╭─ Data to use

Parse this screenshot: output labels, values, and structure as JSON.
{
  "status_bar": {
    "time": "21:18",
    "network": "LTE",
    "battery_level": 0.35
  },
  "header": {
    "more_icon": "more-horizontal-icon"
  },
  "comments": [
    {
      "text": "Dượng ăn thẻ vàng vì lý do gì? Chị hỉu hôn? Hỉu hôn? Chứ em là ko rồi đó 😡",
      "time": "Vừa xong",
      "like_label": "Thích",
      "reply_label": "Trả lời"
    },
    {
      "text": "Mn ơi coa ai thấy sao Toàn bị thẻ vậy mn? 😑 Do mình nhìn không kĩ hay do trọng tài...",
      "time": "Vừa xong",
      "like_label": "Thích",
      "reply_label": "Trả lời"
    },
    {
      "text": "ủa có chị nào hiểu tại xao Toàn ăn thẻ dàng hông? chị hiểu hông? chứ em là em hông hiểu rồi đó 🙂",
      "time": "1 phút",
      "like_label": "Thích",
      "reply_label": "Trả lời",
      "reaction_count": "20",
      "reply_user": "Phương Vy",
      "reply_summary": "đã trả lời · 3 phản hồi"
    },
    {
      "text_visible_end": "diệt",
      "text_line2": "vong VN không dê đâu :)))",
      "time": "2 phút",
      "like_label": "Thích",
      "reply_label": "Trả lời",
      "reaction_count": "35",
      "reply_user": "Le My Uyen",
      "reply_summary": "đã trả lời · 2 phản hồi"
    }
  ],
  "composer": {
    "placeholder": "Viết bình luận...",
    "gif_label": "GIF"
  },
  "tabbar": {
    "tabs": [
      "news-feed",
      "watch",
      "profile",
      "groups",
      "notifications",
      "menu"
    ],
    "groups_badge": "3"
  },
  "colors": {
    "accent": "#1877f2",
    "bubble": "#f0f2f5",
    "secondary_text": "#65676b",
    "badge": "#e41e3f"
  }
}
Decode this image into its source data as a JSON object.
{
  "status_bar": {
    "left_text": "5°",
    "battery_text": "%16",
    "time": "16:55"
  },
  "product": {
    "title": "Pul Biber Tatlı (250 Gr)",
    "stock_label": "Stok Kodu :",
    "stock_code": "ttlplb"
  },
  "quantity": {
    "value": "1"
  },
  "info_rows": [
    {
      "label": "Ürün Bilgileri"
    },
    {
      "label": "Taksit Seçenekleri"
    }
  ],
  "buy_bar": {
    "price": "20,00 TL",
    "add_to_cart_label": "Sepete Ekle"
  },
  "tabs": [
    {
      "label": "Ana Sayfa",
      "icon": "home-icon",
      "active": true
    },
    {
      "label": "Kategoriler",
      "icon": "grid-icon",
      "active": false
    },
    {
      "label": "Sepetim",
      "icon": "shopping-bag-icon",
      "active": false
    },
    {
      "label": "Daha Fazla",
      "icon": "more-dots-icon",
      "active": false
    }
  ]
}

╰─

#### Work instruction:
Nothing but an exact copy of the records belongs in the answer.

#### Answer to the exercise:
Parse this screenshot: output labels, values, and structure as JSON.
{
  "status_bar": {
    "time": "21:18",
    "network": "LTE",
    "battery_level": 0.35
  },
  "header": {
    "more_icon": "more-horizontal-icon"
  },
  "comments": [
    {
      "text": "Dượng ăn thẻ vàng vì lý do gì? Chị hỉu hôn? Hỉu hôn? Chứ em là ko rồi đó 😡",
      "time": "Vừa xong",
      "like_label": "Thích",
      "reply_label": "Trả lời"
    },
    {
      "text": "Mn ơi coa ai thấy sao Toàn bị thẻ vậy mn? 😑 Do mình nhìn không kĩ hay do trọng tài...",
      "time": "Vừa xong",
      "like_label": "Thích",
      "reply_label": "Trả lời"
    },
    {
      "text": "ủa có chị nào hiểu tại xao Toàn ăn thẻ dàng hông? chị hiểu hông? chứ em là em hông hiểu rồi đó 🙂",
      "time": "1 phút",
      "like_label": "Thích",
      "reply_label": "Trả lời",
      "reaction_count": "20",
      "reply_user": "Phương Vy",
      "reply_summary": "đã trả lời · 3 phản hồi"
    },
    {
      "text_visible_end": "diệt",
      "text_line2": "vong VN không dê đâu :)))",
      "time": "2 phút",
      "like_label": "Thích",
      "reply_label": "Trả lời",
      "reaction_count": "35",
      "reply_user": "Le My Uyen",
      "reply_summary": "đã trả lời · 2 phản hồi"
    }
  ],
  "composer": {
    "placeholder": "Viết bình luận...",
    "gif_label": "GIF"
  },
  "tabbar": {
    "tabs": [
      "news-feed",
      "watch",
      "profile",
      "groups",
      "notifications",
      "menu"
    ],
    "groups_badge": "3"
  },
  "colors": {
    "accent": "#1877f2",
    "bubble": "#f0f2f5",
    "secondary_text": "#65676b",
    "badge": "#e41e3f"
  }
}
Decode this image into its source data as a JSON object.
{
  "status_bar": {
    "left_text": "5°",
    "battery_text": "%16",
    "time": "16:55"
  },
  "product": {
    "title": "Pul Biber Tatlı (250 Gr)",
    "stock_label": "Stok Kodu :",
    "stock_code": "ttlplb"
  },
  "quantity": {
    "value": "1"
  },
  "info_rows": [
    {
      "label": "Ürün Bilgileri"
    },
    {
      "label": "Taksit Seçenekleri"
    }
  ],
  "buy_bar": {
    "price": "20,00 TL",
    "add_to_cart_label": "Sepete Ekle"
  },
  "tabs": [
    {
      "label": "Ana Sayfa",
      "icon": "home-icon",
      "active": true
    },
    {
      "label": "Kategoriler",
      "icon": "grid-icon",
      "active": false
    },
    {
      "label": "Sepetim",
      "icon": "shopping-bag-icon",
      "active": false
    },
    {
      "label": "Daha Fazla",
      "icon": "more-dots-icon",
      "active": false
    }
  ]
}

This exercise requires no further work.